Twitter is a public conversation. Don’t say anything you wouldn’t be prepared to tell the speaker to their face. Also, bear in mind that your boss and potential employers may be following.
- Remember that people are listening who aren’t at the meeting.
In general, leave off the conference hashtag for in-jokes and social chatter unless it’s likely to be genuinely entertaining to outsiders.
- Be careful tweeting new findings.
If a speaker is presenting unpublished data, don’t write about it unless you’re sure they’re happy to share.
- Do your best to ensure that your tweets don’t misrepresent presented material.
Add as much context as you can, and actively correct misunderstandings that arise about something you tweet.
- Add value by contributing your specific area(s) of expertise to provide insight into presented material.

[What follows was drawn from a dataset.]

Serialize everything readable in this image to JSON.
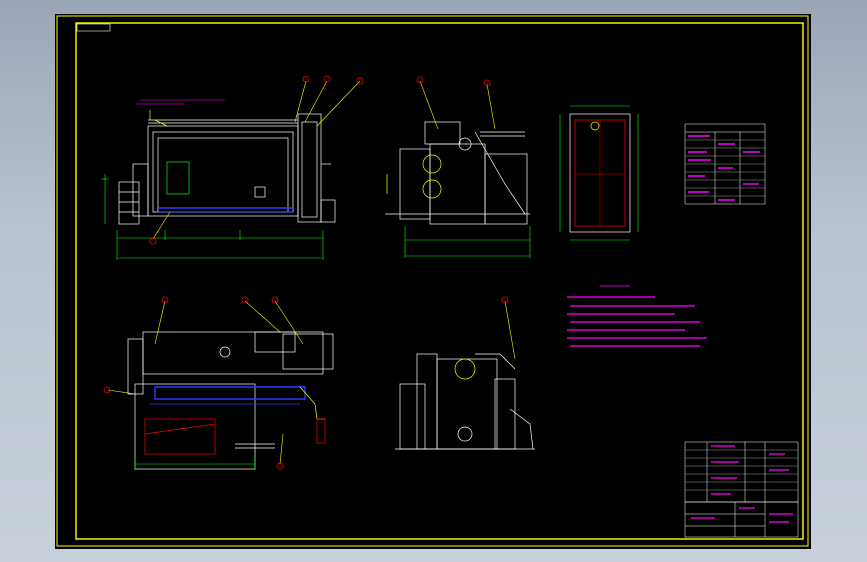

Don’t just be the fifth person to tweet the easy soundbite from the plenary; instead, explain the unappreciated but profound scientific significance of their fourteenth slide.
- At the same time, don’t tweet everything a speaker says.
One to three key take-home messages per talk is usually enough, unless a presentation is particularly fascinating.
- Don’t swamp the hashtag by quote-tweeting everyone else.
Use the official retweet function, or “break the hashtag” (for instance, delete the # character) in your quote-tweets.
- If you’re organizing a conference, be proactive with a social media policy.
Make sure both the presenters and the audience at the meeting are aware in advance what this policy is.
Out in Nature this week is a paper by three Genomes Unzipped authors reporting 71 new genetic associations with inflammatory bowel disease (IBD). This breaks the record for the largest number of associations for any common disease, and includes many new and interesting biological insights that you should all go and read about in the paper itself (pay-to-access I’m afraid) or on the Sanger Institute’s website.
One thing that we did not discuss in the paper was genetic prediction of IBD (i.e. using the risk variants we have discovered to predict who will or will not develop the disease). In this post I want to outline some of the situations in which we have considered using genetic risk prediction of IBD, and discuss whether any of them would actually work in practice.
Continue reading ‘Dozens of new IBD genes, but can they predict disease?’